- Told Again by Walter de la Mare, and: The Fourth Pig by Naomi Mitchison
For many readers of fairy tales, especially in the United States, the names Jacob and Wilhelm Grimm and Hans Christian Andersen are among the most familiar. The Oddly Modern Fairy Tale series, edited by Jack Zipes, hopes to change that. Two books in the series are Told Again, a reprint of British author Walter de la Mare’s 1927 collection of classic fairy tale retellings, and The Fourth Pig, a reprint of Scottish author Naomi Mitchison’s 1936 collection of original and retold fairy tales.
While these reissues are faithful to the originals—Told Again even includes the original illustrations by A. H. Watson—they are made new by the edifying introductions. Told Again begins with a brief introduction by Philip Pullman. Pullman explains that for him and other British children of the mid-twentieth century, Walter de la Mare’s stories were well-known and well-loved both [End Page 360] at home and school—as well as esteemed by renowned writers like W. H. Auden. After providing a short biography of de la Mare, Pullman contends that, whether it was de la Mare’s intention or not, Told Again “belongs pretty clearly to that class of books intended for children” (3). However, like all worthwhile literature, they are pleasing to a multi-aged audience, for, as Pullman notes, de la Mare manages a “firm and careful prose” (3) and, although slow-moving, “psychologically convincing” writing (5).
Told Again contains nineteen stories, ranging from the more familiar fairy tales like “Cinderella and the Glass Slipper,” “Little Red Riding-Hood,” and “Jack and the Beanstalk,” to the lesser-known stories like “The Three Sillies” and “Molly Whuppie.” Even though Told Again can be grouped together with fairy tales for young readers, the stories themselves are not in any way diluted, censored, or moralizing. Each story has a remarkable read-aloud quality, and, although de la Mare’s writing is expansive and occasionally redundant, it is not wordy or tongue-tying.
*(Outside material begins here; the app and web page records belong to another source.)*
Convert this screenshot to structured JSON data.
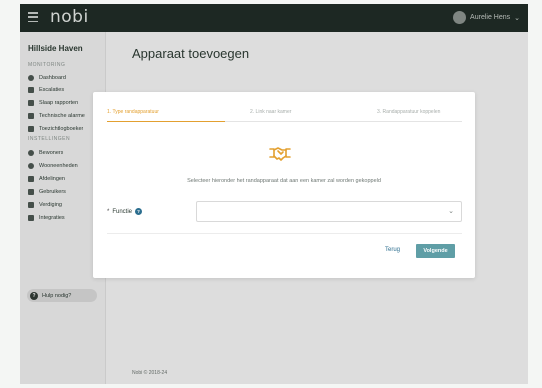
{
  "header": {
    "logo": "nobi",
    "user_name": "Aurelie Hens"
  },
  "sidebar": {
    "facility": "Hillside Haven",
    "section_monitoring": "MONITORING",
    "monitoring_items": [
      {
        "label": "Dashboard",
        "icon": "dashboard-icon"
      },
      {
        "label": "Escalaties",
        "icon": "escalation-icon"
      },
      {
        "label": "Slaap rapporten",
        "icon": "sleep-icon"
      },
      {
        "label": "Technische alarme",
        "icon": "alarm-icon"
      },
      {
        "label": "Toezichtlogboeker",
        "icon": "logbook-icon"
      }
    ],
    "section_instellingen": "INSTELLINGEN",
    "settings_items": [
      {
        "label": "Bewoners",
        "icon": "residents-icon"
      },
      {
        "label": "Wooneenheden",
        "icon": "housing-icon"
      },
      {
        "label": "Afdelingen",
        "icon": "departments-icon"
      },
      {
        "label": "Gebruikers",
        "icon": "users-icon"
      },
      {
        "label": "Verdiging",
        "icon": "building-icon"
      },
      {
        "label": "Integraties",
        "icon": "integrations-icon"
      }
    ],
    "help": "Hulp nodig?"
  },
  "main": {
    "title": "Apparaat toevoegen",
    "footer": "Nobi © 2018-24"
  },
  "modal": {
    "steps": [
      "1. Type randapparatuur",
      "2. Link naar kamer",
      "3. Randapparatuur koppelen"
    ],
    "prompt": "Selecteer hieronder het randapparaat dat aan een kamer zal worden gekoppeld",
    "field_required_mark": "*",
    "field_label": "Functie",
    "field_value": "",
    "back_label": "Terug",
    "next_label": "Volgende"
  },
  "colors": {
    "accent": "#e3a030",
    "primary": "#5f9ea6",
    "topbar": "#1d2a24"
  }
}
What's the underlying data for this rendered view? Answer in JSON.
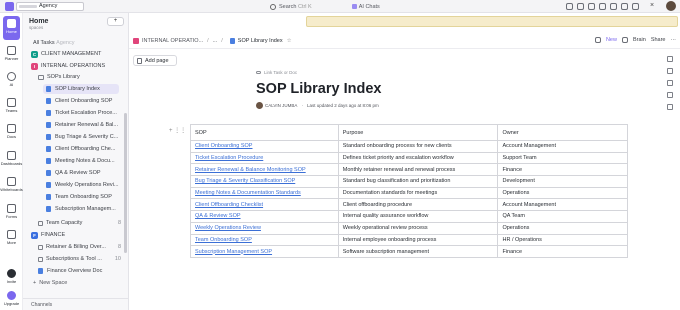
{
  "topbar": {
    "workspace_name": "Agency",
    "search_label": "Search",
    "search_shortcut": "Ctrl K",
    "ai_label": "AI Chats"
  },
  "rail": {
    "items": [
      {
        "label": "Home",
        "icon": "home-icon"
      },
      {
        "label": "Planner",
        "icon": "planner-icon"
      },
      {
        "label": "AI",
        "icon": "ai-icon"
      },
      {
        "label": "Teams",
        "icon": "teams-icon"
      },
      {
        "label": "Docs",
        "icon": "docs-icon"
      },
      {
        "label": "Dashboards",
        "icon": "dashboards-icon"
      },
      {
        "label": "Whiteboards",
        "icon": "whiteboards-icon"
      },
      {
        "label": "Forms",
        "icon": "forms-icon"
      },
      {
        "label": "More",
        "icon": "more-icon"
      },
      {
        "label": "Invite",
        "icon": "invite-icon"
      },
      {
        "label": "Upgrade",
        "icon": "upgrade-icon"
      }
    ]
  },
  "sidebar": {
    "title": "Home",
    "subtitle": "spaces",
    "add_label": "+",
    "all_tasks": "All Tasks",
    "all_tasks_suffix": "Agency",
    "client_management": "CLIENT MANAGEMENT",
    "client_management_initial": "C",
    "internal_operations": "INTERNAL OPERATIONS",
    "internal_operations_initial": "I",
    "sops_folder": "SOPs Library",
    "docs": [
      "SOP Library Index",
      "Client Onboarding SOP",
      "Ticket Escalation Proce...",
      "Retainer Renewal & Bal...",
      "Bug Triage & Severity C...",
      "Client Offboarding Che...",
      "Meeting Notes & Docu...",
      "QA & Review SOP",
      "Weekly Operations Revi...",
      "Team Onboarding SOP",
      "Subscription Managem..."
    ],
    "team_capacity": "Team Capacity",
    "team_capacity_count": "8",
    "finance": "FINANCE",
    "finance_initial": "F",
    "retainer_billing": "Retainer & Billing Over...",
    "retainer_billing_count": "8",
    "subscriptions": "Subscriptions & Tool ...",
    "subscriptions_count": "10",
    "finance_overview": "Finance Overview Doc",
    "new_space": "New Space",
    "channels": "Channels"
  },
  "breadcrumbs": {
    "space": "INTERNAL OPERATIO...",
    "ellipsis": "...",
    "current": "SOP Library Index",
    "new_label": "New",
    "brain_label": "Brain",
    "share_label": "Share"
  },
  "doc": {
    "add_page": "Add page",
    "link_task": "Link Task or Doc",
    "title": "SOP Library Index",
    "author": "CALVIN JUMBA",
    "updated": "Last updated 2 days ago at 8:06 pm"
  },
  "table": {
    "headers": [
      "SOP",
      "Purpose",
      "Owner"
    ],
    "rows": [
      [
        "Client Onboarding SOP",
        "Standard onboarding process for new clients",
        "Account Management"
      ],
      [
        "Ticket Escalation Procedure",
        "Defines ticket priority and escalation workflow",
        "Support Team"
      ],
      [
        "Retainer Renewal & Balance Monitoring SOP",
        "Monthly retainer renewal and renewal process",
        "Finance"
      ],
      [
        "Bug Triage & Severity Classification SOP",
        "Standard bug classification and prioritization",
        "Development"
      ],
      [
        "Meeting Notes & Documentation Standards",
        "Documentation standards for meetings",
        "Operations"
      ],
      [
        "Client Offboarding Checklist",
        "Client offboarding procedure",
        "Account Management"
      ],
      [
        "QA & Review SOP",
        "Internal quality assurance workflow",
        "QA Team"
      ],
      [
        "Weekly Operations Review",
        "Weekly operational review process",
        "Operations"
      ],
      [
        "Team Onboarding SOP",
        "Internal employee onboarding process",
        "HR / Operations"
      ],
      [
        "Subscription Management SOP",
        "Software subscription management",
        "Finance"
      ]
    ]
  },
  "colors": {
    "accent": "#7b68ee",
    "link": "#3b6fd6",
    "client_space": "#0f9d8a",
    "internal_space": "#e0457b",
    "finance_space": "#3a6fe0"
  }
}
Finally, as Pullman notes, it is important to remember that “these are tales told again, not straight translations”—and this is precisely what makes de la Mare’s stories worth reading (6). Little Red Riding-Hood is not simply a girl going to take treats to her grandmother; she is vain, selfish, and promiscuous—a character that the reader has trouble pitying, Likewise, de la Mare’s rich descriptions, like that of Bluebeard whose “beard seemed to bristle like the fur of a cat at sight of a dog” (149) will compel the reader to return to de la Mare’s writings again and again.
Significantly longer than Pullman’s introduction, Marina Warner’s opening to The Fourth Pig begins with an intimate, comprehensive look at the life and works of Naomi Mitchison. Just as de la Mare’s stories impacted Pullman, Mitchison’s work greatly affected Warner, who relished the “wild girls” of Mitchison’s stories: “strong-limbed and tousled, who break rules, act vigorously, and reject mincing and simpering” (4). Warner recognizes a deep division in both Mitchison herself and in her writing: a split between self and community, elite and common, science and fantasy, religion and paganism, civil and savage, and tradition and modernity—just to name a few. In her well-informed and insightful introduction, Warner traces this conflict throughout stories of Mitchison’s life, careful analyses of her writings, and an examination of her influence—which was unfortunately subdued due to the time in which she was writing.
An homage to Mitchison’s struggle with division and classification perhaps, The Fourth Pig is a blend of genres, styles, and forms that includes retellings of popular fairy tales, like “Hansel and Gretel” and “The Littler Mermaiden,” and creations of her own, like the story “Grand-daughter” and the ballad “Mairi MacLean and the Fairy Man.” Whereas de la Mare’s writing is languid and reminiscent of classic fairy...